Cities say ‘flushable’ diapers and sanitizing wipes are clogging sewer lines

Cities say ‘flushable’ diapers and sanitizing wipes are clogging sewer lines


By Robert Green

Staff writer



While going through the annual process of the cleaning out the city’s sewer systems, public works departments in both Manti and Ephraim are finding out that the flushable wipes aren’t flushable.

“They plug up everything,” said Ephraim public works director Chad Perry. “We really have a problem with them. We’re finding a lot of flushable wipes have already started to plug up our system. They don’t go down at all.”

Both the flushable wipes and hand-sanitizing wipes are wreaking havoc with the sewer system, Perry said. “They say flushable, but they plug up the grinders, plug up the pumps, plug up the main lines and plug up everything, even the laterals.”

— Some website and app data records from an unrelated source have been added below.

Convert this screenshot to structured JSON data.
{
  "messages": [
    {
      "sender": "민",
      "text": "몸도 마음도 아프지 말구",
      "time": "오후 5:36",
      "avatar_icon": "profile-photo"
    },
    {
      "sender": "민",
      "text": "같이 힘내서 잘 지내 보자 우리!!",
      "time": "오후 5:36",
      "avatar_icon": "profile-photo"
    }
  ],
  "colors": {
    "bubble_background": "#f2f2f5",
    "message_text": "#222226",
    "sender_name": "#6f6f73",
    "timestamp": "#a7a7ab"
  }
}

The problem is the product may flush, but it doesn’t disintegrate, he said. The wipes are being used in much greater volume than previously due to the new coronavirus pandemic. With the toilet paper shortage, people are using flushable wipes and even paper towels instead. This practice is going to cause homeowners problems as well, Perry said.

Public works directors are trying everything they can to get the public to understand these wipes don’t work. They don’t break down in the lagoon systems, he said. There are a lot of cities trying to get them outlawed, but for right now they are acceptable.

Manti City is planning on cleaning out its sewer system next week and they are trying to get ahead of the problem by alerting residents, “no wipes in the pipes.” The city has sent out a flyer telling residents to please flush only toilet paper and human waste, nothing else, down the toilet. “If you use wipes, trash ‘em and don’t flush ‘em,” the flyer stated.

Manti City public works director Cory Hatch said he has seen more a few more wipes in his system than usual, but doesn’t have a big problem with them yet. However, problems might surface after its yearly cleaning. He encouraged residents to continue with the best practices of disposing of all wipes in the trash. A clogged up sewer system ends up costing everyone more money.